The expired SSL certificate for calamares.io (this website) has been replaced by a Lets Encrypt certificate. I am also setting up certbot to automatically renew the certificate – that should have been done earlier. No systems were affected during this time, only visitors to the website.
The SSL certificate for calamares.io (this website) has expired. It was valid to 2017-07-16 (July 16th, 2017). Due to, well, human nature, I didn’t think to renew the certificate until I was halfway up a mountain in Spain. The view is great, but connectivity not so much. The certificate-is-expired situation is expected to last no more than two weeks, but until then SSL certificate warnings will be the norm. I’d also suggest not downloading things from a site with an expired SSL certificate. Use the Github releases page to obtain tarballs instead.
Systems installed by Calamares up to and including Calamares 3.1 have a weaker password salt than they should. This weakness is important if an attacker has a way to obtain the password hash. The Calamares team believes that installed systems should be as secure as possible, and therefore considers this weakness important.
Users are advised to reset their password on installed systems by using the password(1) utility, which will provide a stronger salt and hence a better password hash. This applies to all user accounts created during the installation of the system: the user’s own account and to the root account, if the root account has a password.
The Calamares team is happy to announce the immediate availability of Calamares 3.1.1, an incremental bugfix release in the 3.1 series.

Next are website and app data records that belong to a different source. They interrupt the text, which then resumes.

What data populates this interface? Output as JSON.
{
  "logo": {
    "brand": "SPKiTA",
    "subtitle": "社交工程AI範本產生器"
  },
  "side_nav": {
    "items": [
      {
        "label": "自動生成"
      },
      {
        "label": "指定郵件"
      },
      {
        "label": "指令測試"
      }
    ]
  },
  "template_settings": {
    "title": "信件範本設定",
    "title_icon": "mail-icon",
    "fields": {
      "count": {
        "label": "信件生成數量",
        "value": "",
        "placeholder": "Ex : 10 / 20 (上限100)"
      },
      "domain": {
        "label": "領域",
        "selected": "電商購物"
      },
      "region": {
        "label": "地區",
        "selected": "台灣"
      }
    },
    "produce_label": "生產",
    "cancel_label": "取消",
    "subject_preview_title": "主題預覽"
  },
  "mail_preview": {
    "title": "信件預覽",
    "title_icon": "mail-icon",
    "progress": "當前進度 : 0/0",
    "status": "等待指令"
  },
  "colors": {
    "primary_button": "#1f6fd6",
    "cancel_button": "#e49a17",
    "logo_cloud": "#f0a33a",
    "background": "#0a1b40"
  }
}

Calamares is a distribution-independent system installer, with an advanced partitioning feature for both manual and automated partitioning operations. Calamares is designed to be customizable by distribution maintainers without need for cumbersome patching, thanks to third party branding and external modules support.